### ASSIGNMENT
Only the lines holding the string "Product" are needed; copy each of them from the data.
#### MATERIAL FOR THIS TASK
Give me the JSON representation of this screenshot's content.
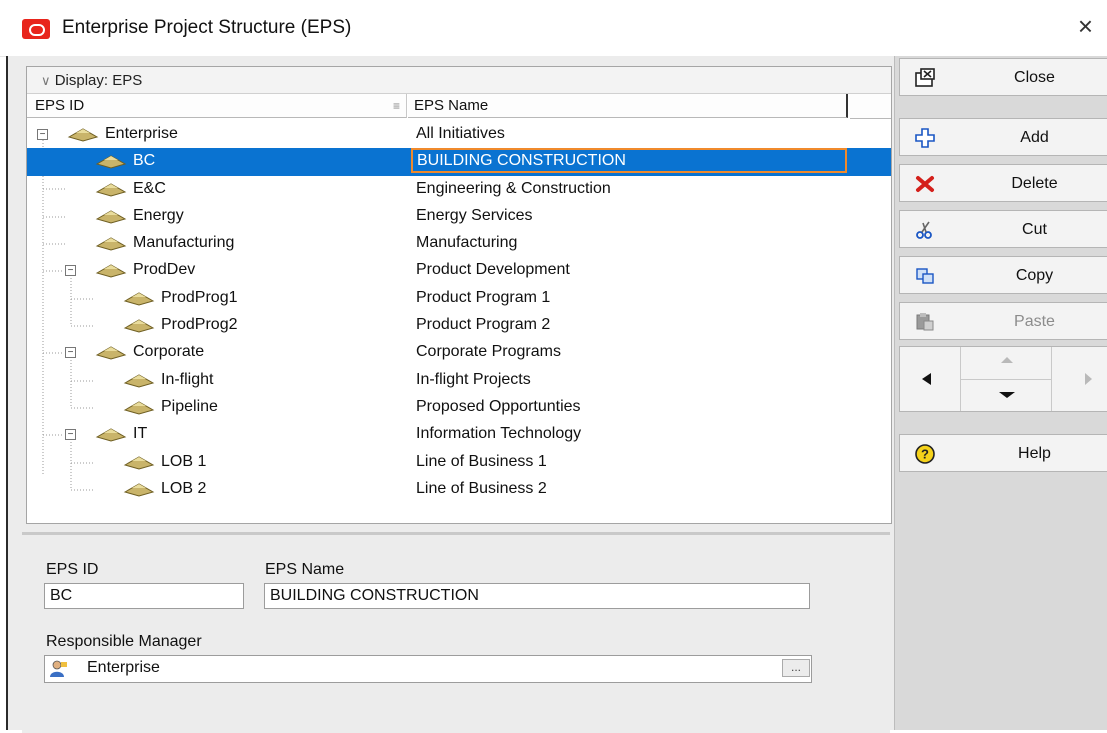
{
  "window": {
    "title": "Enterprise Project Structure (EPS)",
    "close_glyph": "×"
  },
  "tree": {
    "display_label": "Display: EPS",
    "columns": {
      "id": "EPS ID",
      "name": "EPS Name"
    },
    "rows": [
      {
        "id": "Enterprise",
        "name": "All Initiatives",
        "level": 0,
        "expanded": true,
        "selected": false
      },
      {
        "id": "BC",
        "name": "BUILDING CONSTRUCTION",
        "level": 1,
        "expanded": null,
        "selected": true
      },
      {
        "id": "E&C",
        "name": "Engineering & Construction",
        "level": 1,
        "expanded": null,
        "selected": false
      },
      {
        "id": "Energy",
        "name": "Energy Services",
        "level": 1,
        "expanded": null,
        "selected": false
      },
      {
        "id": "Manufacturing",
        "name": "Manufacturing",
        "level": 1,
        "expanded": null,
        "selected": false
      },
      {
        "id": "ProdDev",
        "name": "Product Development",
        "level": 1,
        "expanded": true,
        "selected": false
      },
      {
        "id": "ProdProg1",
        "name": "Product Program 1",
        "level": 2,
        "expanded": null,
        "selected": false
      },
      {
        "id": "ProdProg2",
        "name": "Product Program 2",
        "level": 2,
        "expanded": null,
        "selected": false
      },
      {
        "id": "Corporate",
        "name": "Corporate Programs",
        "level": 1,
        "expanded": true,
        "selected": false
      },
      {
        "id": "In-flight",
        "name": "In-flight Projects",
        "level": 2,
        "expanded": null,
        "selected": false
      },
      {
        "id": "Pipeline",
        "name": "Proposed Opportunties",
        "level": 2,
        "expanded": null,
        "selected": false
      },
      {
        "id": "IT",
        "name": "Information Technology",
        "level": 1,
        "expanded": true,
        "selected": false
      },
      {
        "id": "LOB 1",
        "name": "Line of Business 1",
        "level": 2,
        "expanded": null,
        "selected": false
      },
      {
        "id": "LOB 2",
        "name": "Line of Business 2",
        "level": 2,
        "expanded": null,
        "selected": false
      }
    ]
  },
  "buttons": {
    "close": "Close",
    "add": "Add",
    "delete": "Delete",
    "cut": "Cut",
    "copy": "Copy",
    "paste": "Paste",
    "help": "Help"
  },
  "details": {
    "eps_id_label": "EPS ID",
    "eps_id_value": "BC",
    "eps_name_label": "EPS Name",
    "eps_name_value": "BUILDING CONSTRUCTION",
    "manager_label": "Responsible Manager",
    "manager_value": "Enterprise",
    "browse_label": "..."
  },
  "colors": {
    "selection": "#0a73d1",
    "focus_border": "#f08a2c",
    "oracle_red": "#e8251c",
    "node_icon": "#c9b46a"
  }
}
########
### OUTPUT OF THE TASK
        "name": "Product Development",
        "name": "Product Program 1",
        "name": "Product Program 2",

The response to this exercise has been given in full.